For storyteller and ceramic artist Baba Wague Diakite, art began at home in the Republic of Mali in Western Africa. “I grew up in a very small town, where my education began through storytelling,” he says. “My grandmother said you needed to be educated before you went to school, and she believed her stories delivered an understanding that nothing else could. Her stories were the beginning of my artistic life.”
Like many children in the former French Sudan, Wague Diakite was educated in French schools, where drawing was important to learning. “Some children came to school speaking four or five languages, so drawing was a necessary link between children and learning French and understanding our lessons,” he says. “We had small competitions in drawing, and that’s how I began illustrating folktales as well as the events happening around me.”

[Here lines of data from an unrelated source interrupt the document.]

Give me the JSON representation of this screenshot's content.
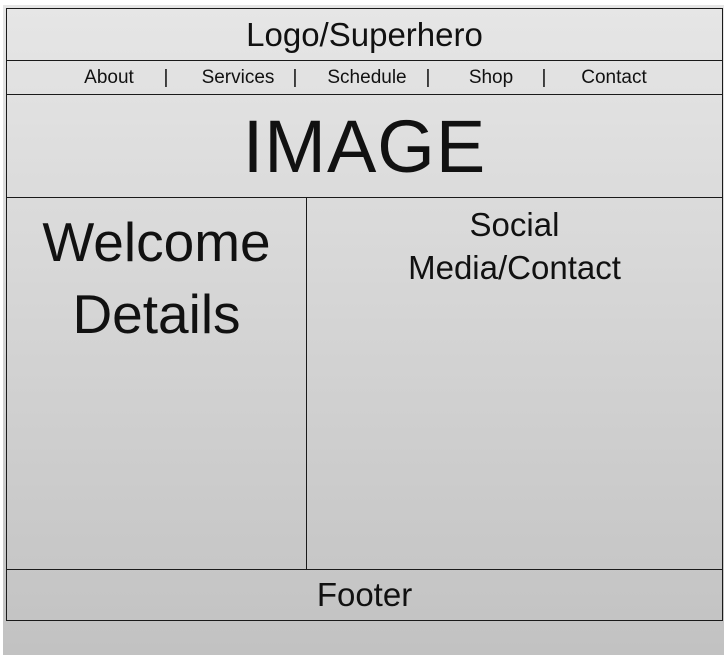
{
  "header": {
    "title": "Logo/Superhero"
  },
  "nav": {
    "items": [
      "About",
      "Services",
      "Schedule",
      "Shop",
      "Contact"
    ],
    "separator": "|"
  },
  "hero": {
    "label": "IMAGE"
  },
  "welcome": {
    "line1": "Welcome",
    "line2": "Details"
  },
  "social": {
    "line1": "Social",
    "line2": "Media/Contact"
  },
  "footer": {
    "label": "Footer"
  }
}
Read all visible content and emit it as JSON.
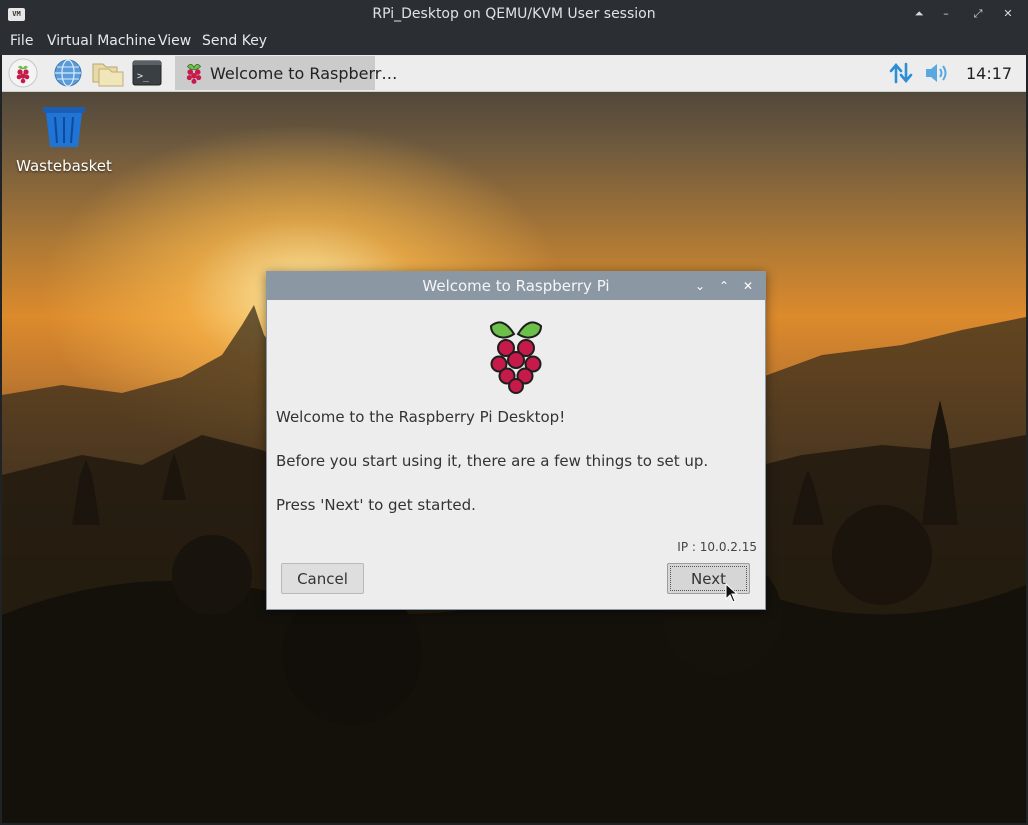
{
  "host_window": {
    "app_icon_text": "VM",
    "title": "RPi_Desktop on QEMU/KVM User session",
    "controls": {
      "up": "⏶",
      "minimize": "–",
      "restore": "⤢",
      "close": "✕"
    },
    "menu": [
      "File",
      "Virtual Machine",
      "View",
      "Send Key"
    ]
  },
  "taskbar": {
    "launchers": [
      "raspberry-menu-icon",
      "web-browser-icon",
      "file-manager-icon",
      "terminal-icon"
    ],
    "terminal_glyph": ">_",
    "active_task": {
      "label": "Welcome to Raspberr…",
      "icon": "raspberry-icon"
    },
    "tray": {
      "network_icon": "network-arrows-icon",
      "volume_icon": "volume-icon"
    },
    "clock": "14:17"
  },
  "desktop": {
    "icons": [
      {
        "label": "Wastebasket",
        "icon": "trash-icon"
      }
    ]
  },
  "dialog": {
    "title": "Welcome to Raspberry Pi",
    "controls": {
      "minimize": "⌄",
      "maximize": "⌃",
      "close": "✕"
    },
    "heading": "Welcome to the Raspberry Pi Desktop!",
    "line1": "Before you start using it, there are a few things to set up.",
    "line2": "Press 'Next' to get started.",
    "ip": "IP : 10.0.2.15",
    "cancel_label": "Cancel",
    "next_label": "Next"
  },
  "colors": {
    "raspberry_red": "#c51a4a",
    "leaf_green": "#6cc04a",
    "tray_blue": "#2b8fd6",
    "dialog_titlebar": "#8b97a2"
  }
}
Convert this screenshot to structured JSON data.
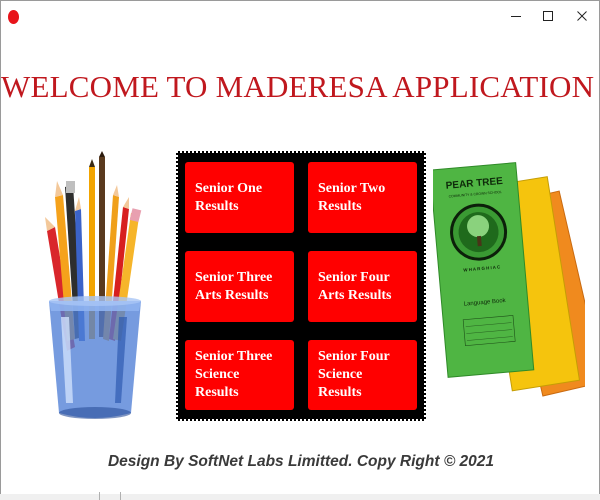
{
  "window": {
    "controls": {
      "minimize": "minimize-icon",
      "maximize": "maximize-icon",
      "close": "close-icon"
    }
  },
  "header": {
    "title": "WELCOME TO MADERESA APPLICATION"
  },
  "menu": {
    "tiles": [
      {
        "line1": "Senior One",
        "line2": "Results",
        "line3": ""
      },
      {
        "line1": "Senior Two",
        "line2": "Results",
        "line3": ""
      },
      {
        "line1": "Senior Three",
        "line2": "Arts Results",
        "line3": ""
      },
      {
        "line1": "Senior Four",
        "line2": "Arts Results",
        "line3": ""
      },
      {
        "line1": "Senior Three",
        "line2": "Science",
        "line3": "Results"
      },
      {
        "line1": "Senior Four",
        "line2": "Science",
        "line3": "Results"
      }
    ]
  },
  "book": {
    "title": "PEAR TREE",
    "subtitle": "COMMUNITY & CROWN SCHOOL",
    "motto": "W H A R G H I A C",
    "label": "Language Book"
  },
  "footer": {
    "credit": "Design By SoftNet Labs Limitted. Copy Right © 2021"
  },
  "colors": {
    "accent": "#c0181e",
    "tile": "#ff0000",
    "panel": "#000000",
    "footer_text": "#3a3a3a"
  }
}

Wague Diakite, 47, came to Portland in 1984, but often travels to Africa. He recently established a cultural center in Bamako, Mali, where he takes Oregonians to do art projects. In a basement studio in his home, he writes and illustrates children’s books and creates ceramics. The 22-inch Dancer Platter (left) was cast from a plaster mold, painted and fired with lead-free glaze. “You can serve food on it, but usually, when I see one of my plates somewhere, it’s hanging on a wall,” he says.
The figures on the platter are Ceblenke dancers, who celebrate the harvest each August in Mali. The white flying animals illustrate a central theme of his art. “Those are little metaphors,” he says. “In Africa, we say
that you’re never alone, so I always put little creatures flying in my images
to represent the link between people and nature.” The platter costs $1,800.
Contact artist Baba Wague Diakite via the Pulliam Deffenbaugh Gallery (929 N.W. Flanders St., 503-228-6665) in Portland.